**WORK ORDER:**
May I please have every record restated word for word, with the images left out?

BEGIN

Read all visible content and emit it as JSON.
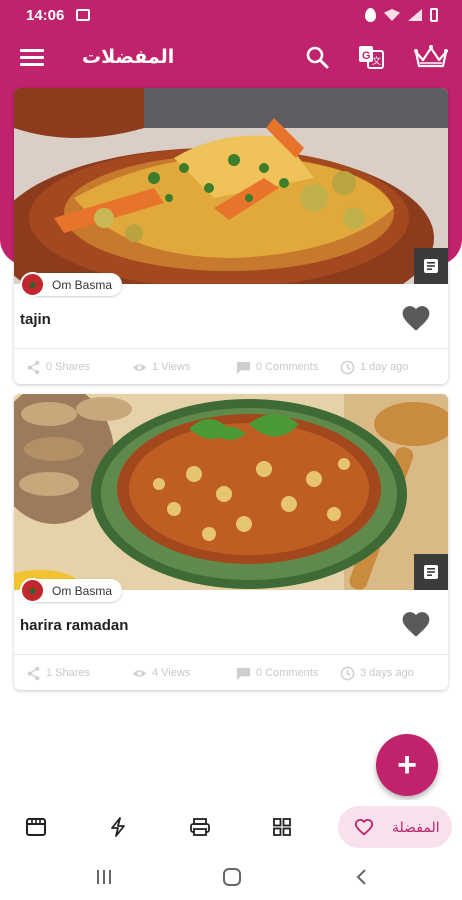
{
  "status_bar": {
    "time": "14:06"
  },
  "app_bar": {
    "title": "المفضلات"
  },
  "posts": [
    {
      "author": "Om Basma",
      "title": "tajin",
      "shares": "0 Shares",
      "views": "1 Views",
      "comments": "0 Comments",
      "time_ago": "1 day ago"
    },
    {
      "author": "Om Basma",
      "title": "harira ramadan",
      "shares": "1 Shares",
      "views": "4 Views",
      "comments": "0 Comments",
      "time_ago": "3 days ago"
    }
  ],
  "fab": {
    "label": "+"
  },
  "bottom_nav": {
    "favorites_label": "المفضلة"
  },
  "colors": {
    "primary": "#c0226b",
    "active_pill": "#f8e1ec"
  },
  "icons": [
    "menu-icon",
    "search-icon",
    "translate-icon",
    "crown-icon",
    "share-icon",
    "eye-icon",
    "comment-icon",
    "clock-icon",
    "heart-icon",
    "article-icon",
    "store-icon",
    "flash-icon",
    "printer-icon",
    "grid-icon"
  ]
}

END

**THE COMPLETED TASK:**
Read all visible content and emit it as JSON.
{
  "status_bar": {
    "time": "14:06"
  },
  "app_bar": {
    "title": "المفضلات"
  },
  "posts": [
    {
      "author": "Om Basma",
      "title": "tajin",
      "shares": "0 Shares",
      "views": "1 Views",
      "comments": "0 Comments",
      "time_ago": "1 day ago"
    },
    {
      "author": "Om Basma",
      "title": "harira ramadan",
      "shares": "1 Shares",
      "views": "4 Views",
      "comments": "0 Comments",
      "time_ago": "3 days ago"
    }
  ],
  "fab": {
    "label": "+"
  },
  "bottom_nav": {
    "favorites_label": "المفضلة"
  },
  "colors": {
    "primary": "#c0226b",
    "active_pill": "#f8e1ec"
  },
  "icons": [
    "menu-icon",
    "search-icon",
    "translate-icon",
    "crown-icon",
    "share-icon",
    "eye-icon",
    "comment-icon",
    "clock-icon",
    "heart-icon",
    "article-icon",
    "store-icon",
    "flash-icon",
    "printer-icon",
    "grid-icon"
  ]
}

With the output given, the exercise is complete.